It seems it happened that fast. Mike Jag (Jag Construction, Rochester, NY) had his crew in lickety split to spray in the foam insulation. All exterior walls and the roof space were done. It took a little less than two days. We were very pleased with the outcome and the crew. Here are some pics of the finished product.


Before the foam insulation was applied, we needed to have something for it to adhere to in the event we removed the siding from the exterior of the house. We could have used a cardboard but we instead chose pink, fan-fold insulation with an R-value of about 1. Again, with the house the way it was built, no two bays were the same as each other or even the same in one straight vertical shot. Therefore we needed to measure and cut every piece. The only easy thing was that we had a pretty good system of Dave measuring and cutting (utility knife works well) and I applied the sheets. This was again easy because the nails were exposed from the exterior siding (facing inward) and I could just pop the insulation on the walls (between the stud interiors) and the nail points secured the fan-fold. Here are a bunch of pics.

BTW - fan-fold is relatively inexpensive and also works well to protect your floors, especially if you are just working in a small area. It worked like a dream.

BTW2 - to cut the fan fold, we set up an old card table with an old piece of door slung across it. It made a great cutting board and was easily moved around the house.

BTW3 - we only did this insulation to exterior walls and did not do the ceiling.


Here are some lighting pics.

One of the things I did before we insulated was to take a picture of every single place there was a wire, duct, or any kind of plumbing. That way, we'll have a reference if we ever need to know where something is located behind a wall or underneath the insulation.

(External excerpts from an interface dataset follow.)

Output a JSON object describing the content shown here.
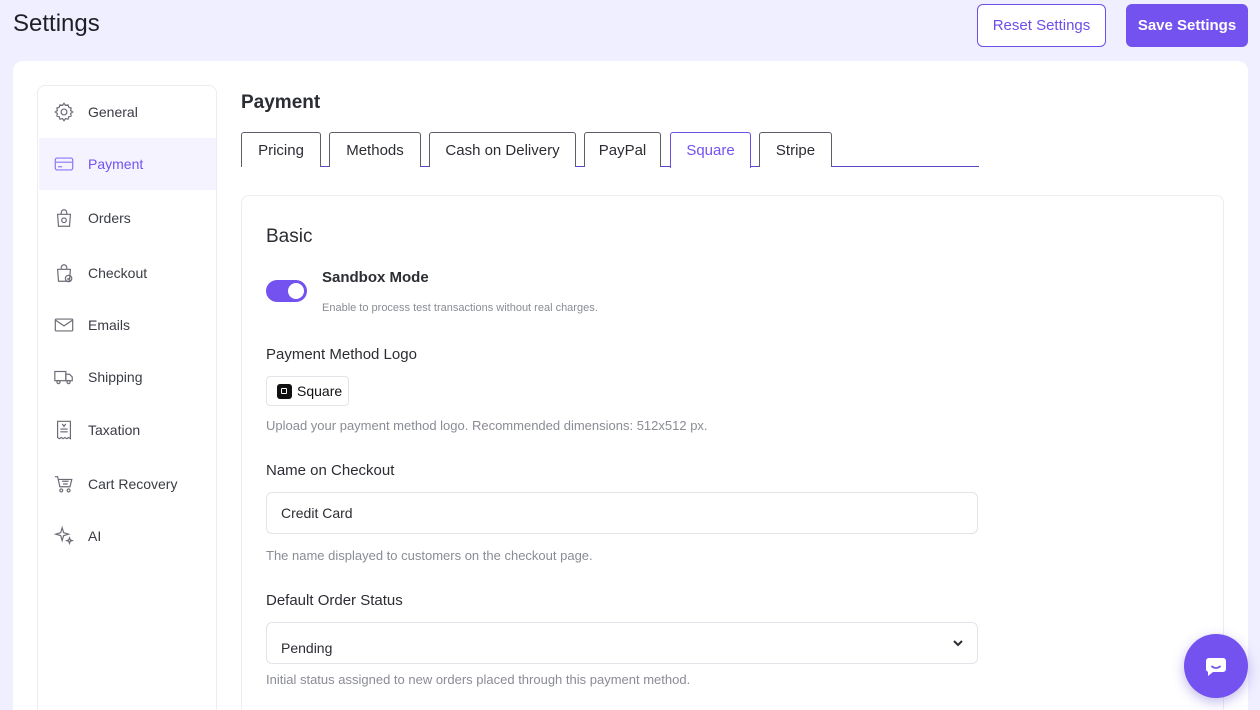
{
  "header": {
    "title": "Settings",
    "reset_label": "Reset Settings",
    "save_label": "Save Settings"
  },
  "sidebar": {
    "items": [
      {
        "label": "General",
        "icon": "gear-icon"
      },
      {
        "label": "Payment",
        "icon": "credit-card-icon",
        "active": true
      },
      {
        "label": "Orders",
        "icon": "shopping-bag-icon"
      },
      {
        "label": "Checkout",
        "icon": "bag-check-icon"
      },
      {
        "label": "Emails",
        "icon": "envelope-icon"
      },
      {
        "label": "Shipping",
        "icon": "truck-icon"
      },
      {
        "label": "Taxation",
        "icon": "receipt-icon"
      },
      {
        "label": "Cart Recovery",
        "icon": "cart-icon"
      },
      {
        "label": "AI",
        "icon": "sparkles-icon"
      }
    ]
  },
  "main": {
    "section_title": "Payment",
    "tabs": [
      {
        "label": "Pricing"
      },
      {
        "label": "Methods"
      },
      {
        "label": "Cash on Delivery"
      },
      {
        "label": "PayPal"
      },
      {
        "label": "Square",
        "active": true
      },
      {
        "label": "Stripe"
      }
    ],
    "basic": {
      "heading": "Basic",
      "sandbox": {
        "label": "Sandbox Mode",
        "description": "Enable to process test transactions without real charges.",
        "enabled": true
      },
      "logo": {
        "label": "Payment Method Logo",
        "logo_text": "Square",
        "help": "Upload your payment method logo. Recommended dimensions: 512x512 px."
      },
      "name_on_checkout": {
        "label": "Name on Checkout",
        "value": "Credit Card",
        "help": "The name displayed to customers on the checkout page."
      },
      "default_order_status": {
        "label": "Default Order Status",
        "value": "Pending",
        "help": "Initial status assigned to new orders placed through this payment method."
      }
    }
  },
  "colors": {
    "accent": "#7352f0",
    "background": "#efefff"
  }
}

Okay - not many pics of the electrical. What I do have here are pics of the fans - one in each bathroom. Dave ordered them up and they will be super quiet. The other picture is of some of the eyeball lights we are putting in the house (Nora Lighting). They are adjustable spots lights of a sort to light up artwork and such things. They have a very big area they can light and their profile is small (4"). We have 6 in the house all together.

When you do your lighting, walk through every single room and figure out how you are going to use it and how it will be lighted and then you will figure out where to put switches, dimmers, and things like that.

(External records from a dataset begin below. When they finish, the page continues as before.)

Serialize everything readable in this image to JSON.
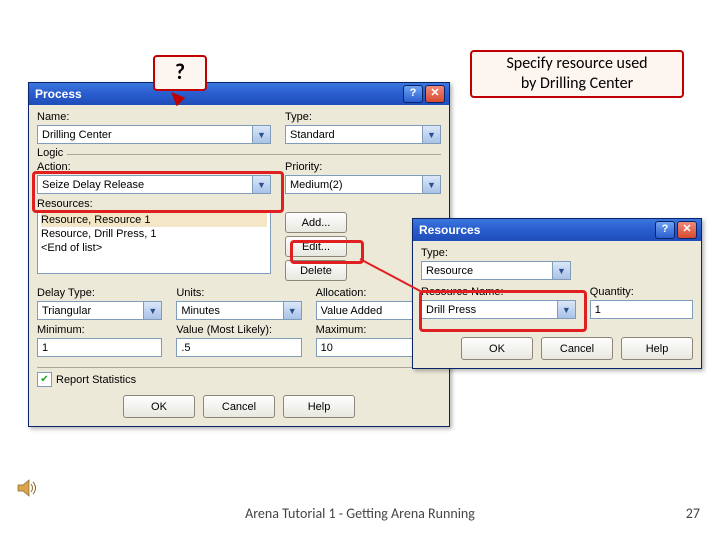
{
  "callouts": {
    "q": "?",
    "spec_l1": "Specify resource used",
    "spec_l2": "by Drilling Center"
  },
  "process": {
    "title": "Process",
    "name_label": "Name:",
    "name_value": "Drilling Center",
    "type_label": "Type:",
    "type_value": "Standard",
    "logic_label": "Logic",
    "action_label": "Action:",
    "action_value": "Seize Delay Release",
    "priority_label": "Priority:",
    "priority_value": "Medium(2)",
    "resources_label": "Resources:",
    "res_item1": "Resource, Resource 1",
    "res_item2": "Resource, Drill Press, 1",
    "res_item3": "<End of list>",
    "add": "Add...",
    "edit": "Edit...",
    "delete": "Delete",
    "delaytype_label": "Delay Type:",
    "delaytype_value": "Triangular",
    "units_label": "Units:",
    "units_value": "Minutes",
    "allocation_label": "Allocation:",
    "allocation_value": "Value Added",
    "min_label": "Minimum:",
    "min_value": "1",
    "most_label": "Value (Most Likely):",
    "most_value": ".5",
    "max_label": "Maximum:",
    "max_value": "10",
    "report": "Report Statistics",
    "ok": "OK",
    "cancel": "Cancel",
    "help": "Help"
  },
  "resources": {
    "title": "Resources",
    "type_label": "Type:",
    "type_value": "Resource",
    "name_label": "Resource Name:",
    "name_value": "Drill Press",
    "qty_label": "Quantity:",
    "qty_value": "1",
    "ok": "OK",
    "cancel": "Cancel",
    "help": "Help"
  },
  "footer": "Arena Tutorial 1 - Getting Arena Running",
  "slidenum": "27"
}
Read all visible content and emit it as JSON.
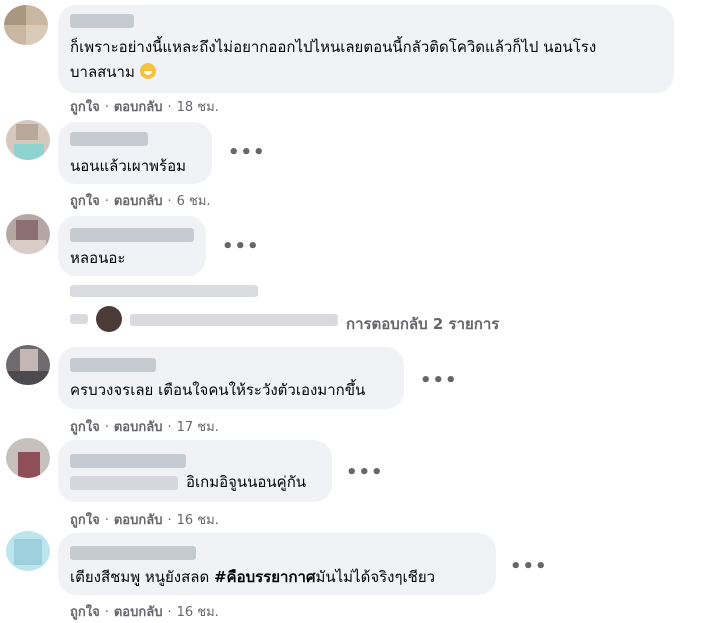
{
  "comments": [
    {
      "text_1": "ก็เพราะอย่างนี้แหละถึงไม่อยากออกไปไหนเลยตอนนี้กลัวติดโควิดแล้วก็ไป นอนโรง",
      "text_2": "บาลสนาม",
      "emoji": "grinning-face-emoji",
      "like": "ถูกใจ",
      "reply": "ตอบกลับ",
      "time": "18 ชม."
    },
    {
      "text": "นอนแล้วเผาพร้อม",
      "like": "ถูกใจ",
      "reply": "ตอบกลับ",
      "time": "6 ชม."
    },
    {
      "text": "หลอนอะ",
      "replies_label": "การตอบกลับ 2 รายการ"
    },
    {
      "text": "ครบวงจรเลย เตือนใจคนให้ระวังตัวเองมากขึ้น",
      "like": "ถูกใจ",
      "reply": "ตอบกลับ",
      "time": "17 ชม."
    },
    {
      "text": "อิเกมอิจูนนอนคู่กัน",
      "like": "ถูกใจ",
      "reply": "ตอบกลับ",
      "time": "16 ชม."
    },
    {
      "text_plain": "เตียงสีชมพู หนูยังสลด ",
      "hashtag": "#คือบรรยากาศ",
      "text_after": "มันไม่ได้จริงๆเชียว",
      "like": "ถูกใจ",
      "reply": "ตอบกลับ",
      "time": "16 ชม."
    }
  ],
  "more_icon": "more-horizontal-icon",
  "separator": "·",
  "more_dots": "•••"
}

We opted to only include dimmers in the dining room for right now as they are expensive when you start adding them to all your lights, though that is a goal.


As previously posted, our rough plumbing was completed and passed inspection just fine. I've added some pics.


I found the pictures. Here's the shed before and after. Dave and I cut down all the overgrown shrubs and trees out back of the shed. I would like to make a patio area out there over the next year or two. The shed is in kind of rough shape but I wanted to get it scraped and painted, at least. It's really pleasant out back of the shed. Maybe next year it will get done. We also thought we might get the roof replaced on the shed this fall but I'm not sure we'll get to it.


Even though this post is a bit out of sync, I thought I would include it. Here's a picture of Dave and Jay Harding about 5:30 on a Friday afternoon, having a beer after a long and busy day doing electrical work.

Ignore the shed in the background. That was MY summer project. I scraped and painted it. If I can find a picture, I'll put that up. Emma, our awesome Yellow Lab, is in the foreground. She loves to participate in everything.


Yup. The time is near. Dave contacted Jerry Knibbs a few days ago and told him we would be ready for his crew this coming week. Due to another very large roofing job, though, Jerry's crew can't make it until the end of the following week.

Today is the beginning of a holiday weekend (3 days) and Dave took the day off today. We are building boxes around the corner duct work in the dining room and working on other various things.

Our geothermal unit was also delivered the other day. It's larger than I thought and is currently sitting on a pallet on the basement floor. It will eventually be hung from the ceiling.


We believe Margaret has left the building. I'm almost sorry. Almost. I wish her well.

However...a garter snake took her place but Dave evicted her quickly.